Remember that simplistic one-word themes are insufficient. Do not merely write that a particular story is about ‘love’; instead, write that it is about how ‘love can be irresistible and irrational—stirring up the best and worst in human beings.’ Have a concrete claim that could be supported by a cogent and interesting argument.
2) How are the main ideas of the work evoked? Through dialogue, comments by the narrator, symbolism, setting, plot or perhaps the work as a whole? Are there any suggestive pattern or repetition of scenes, images, words and so on that help evoke this theme?
3) How balanced is the story/drama in presenting these ideas? If a particular idea is strongly presented, are there any qualifications or antitheses presented explicitly or implicitly?
4) How convincing is the story/drama in making its implied persuasive point (if any)? Did the work convey its ideas powerfully and memorably?
5) How universal are the ideas? Do they apply to humanity in general (as in a comment about the human condition) or to a more restricted group?
6) How timeless are the ideas? Or are they outdated conceptions with no relevance to the world today?

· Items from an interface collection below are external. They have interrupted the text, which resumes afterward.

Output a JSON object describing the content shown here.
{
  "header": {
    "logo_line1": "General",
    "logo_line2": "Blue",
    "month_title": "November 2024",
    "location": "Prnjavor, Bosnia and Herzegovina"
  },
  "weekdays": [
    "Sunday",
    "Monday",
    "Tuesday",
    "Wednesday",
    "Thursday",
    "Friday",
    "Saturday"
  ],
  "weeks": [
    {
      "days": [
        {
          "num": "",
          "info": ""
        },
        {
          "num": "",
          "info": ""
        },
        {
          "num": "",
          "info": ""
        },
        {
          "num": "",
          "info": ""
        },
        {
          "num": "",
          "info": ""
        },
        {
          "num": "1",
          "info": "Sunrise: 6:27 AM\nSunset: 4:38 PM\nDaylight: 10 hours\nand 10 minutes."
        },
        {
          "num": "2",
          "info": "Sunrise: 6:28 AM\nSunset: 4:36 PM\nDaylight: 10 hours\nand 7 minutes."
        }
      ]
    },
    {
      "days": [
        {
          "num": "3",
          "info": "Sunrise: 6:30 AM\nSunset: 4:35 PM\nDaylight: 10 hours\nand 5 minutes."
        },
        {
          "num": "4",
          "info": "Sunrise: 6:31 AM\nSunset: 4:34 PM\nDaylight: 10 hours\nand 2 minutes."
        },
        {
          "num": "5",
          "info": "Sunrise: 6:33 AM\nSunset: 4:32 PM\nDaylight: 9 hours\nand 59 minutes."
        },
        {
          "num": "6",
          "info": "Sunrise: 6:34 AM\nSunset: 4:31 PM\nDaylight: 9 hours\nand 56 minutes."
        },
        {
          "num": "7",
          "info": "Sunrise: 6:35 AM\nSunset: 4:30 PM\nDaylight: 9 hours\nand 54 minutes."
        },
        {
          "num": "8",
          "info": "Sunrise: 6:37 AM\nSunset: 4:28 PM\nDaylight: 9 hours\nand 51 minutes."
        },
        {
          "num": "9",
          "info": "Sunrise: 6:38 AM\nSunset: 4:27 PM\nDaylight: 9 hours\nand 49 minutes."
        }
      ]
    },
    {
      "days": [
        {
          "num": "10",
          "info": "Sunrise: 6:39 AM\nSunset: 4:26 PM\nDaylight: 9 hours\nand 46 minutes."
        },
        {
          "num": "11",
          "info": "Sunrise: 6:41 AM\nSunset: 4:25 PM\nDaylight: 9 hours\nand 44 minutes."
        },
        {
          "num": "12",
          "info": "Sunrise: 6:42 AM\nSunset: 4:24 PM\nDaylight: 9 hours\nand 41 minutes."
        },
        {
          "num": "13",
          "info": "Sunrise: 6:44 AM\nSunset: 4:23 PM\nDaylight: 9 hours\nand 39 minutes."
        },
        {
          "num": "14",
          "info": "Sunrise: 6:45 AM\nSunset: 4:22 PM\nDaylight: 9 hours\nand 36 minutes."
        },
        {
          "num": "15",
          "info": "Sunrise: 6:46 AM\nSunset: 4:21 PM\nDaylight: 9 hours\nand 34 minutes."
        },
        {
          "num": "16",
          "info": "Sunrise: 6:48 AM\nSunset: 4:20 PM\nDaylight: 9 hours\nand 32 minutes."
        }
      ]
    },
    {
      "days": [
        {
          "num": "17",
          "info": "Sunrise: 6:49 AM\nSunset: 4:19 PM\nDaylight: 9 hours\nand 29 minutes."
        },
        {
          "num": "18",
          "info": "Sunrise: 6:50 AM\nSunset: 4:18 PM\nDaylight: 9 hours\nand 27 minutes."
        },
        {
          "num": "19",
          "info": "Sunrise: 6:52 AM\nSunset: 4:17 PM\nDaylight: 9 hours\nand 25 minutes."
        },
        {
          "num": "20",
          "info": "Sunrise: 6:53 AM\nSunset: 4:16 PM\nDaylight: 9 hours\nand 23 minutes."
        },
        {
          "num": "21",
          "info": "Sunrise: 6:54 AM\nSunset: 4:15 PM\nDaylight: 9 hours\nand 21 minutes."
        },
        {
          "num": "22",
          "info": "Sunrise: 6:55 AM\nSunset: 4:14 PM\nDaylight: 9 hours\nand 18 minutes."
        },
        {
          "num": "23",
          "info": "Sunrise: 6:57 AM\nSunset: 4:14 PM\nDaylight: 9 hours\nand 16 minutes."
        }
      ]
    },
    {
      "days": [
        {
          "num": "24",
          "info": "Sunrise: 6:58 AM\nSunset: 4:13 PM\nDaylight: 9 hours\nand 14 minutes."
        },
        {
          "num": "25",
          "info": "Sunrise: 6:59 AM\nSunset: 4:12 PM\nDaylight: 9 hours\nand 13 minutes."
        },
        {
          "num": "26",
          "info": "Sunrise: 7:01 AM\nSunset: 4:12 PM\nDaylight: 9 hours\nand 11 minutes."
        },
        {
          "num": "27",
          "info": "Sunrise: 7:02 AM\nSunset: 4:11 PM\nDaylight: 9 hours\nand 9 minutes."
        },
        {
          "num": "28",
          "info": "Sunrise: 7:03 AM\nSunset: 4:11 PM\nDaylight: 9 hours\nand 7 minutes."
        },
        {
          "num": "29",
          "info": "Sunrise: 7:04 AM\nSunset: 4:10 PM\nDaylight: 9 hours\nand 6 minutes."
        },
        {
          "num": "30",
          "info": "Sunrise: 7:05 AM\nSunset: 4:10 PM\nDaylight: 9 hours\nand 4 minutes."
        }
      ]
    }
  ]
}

Jacobs, Roberts and Edgar V. Roberts. Literature: An Introduction to Reading and Writing. New York: Pearson Prentice Hall, 2004.
Barnet, Sylvan. William E. Cain. A Short Guide to Writing about Literature. New York: Pearson Longman, 2006.
Miller, Lindy. Practical Criticism. New York: Palgrave, 2001.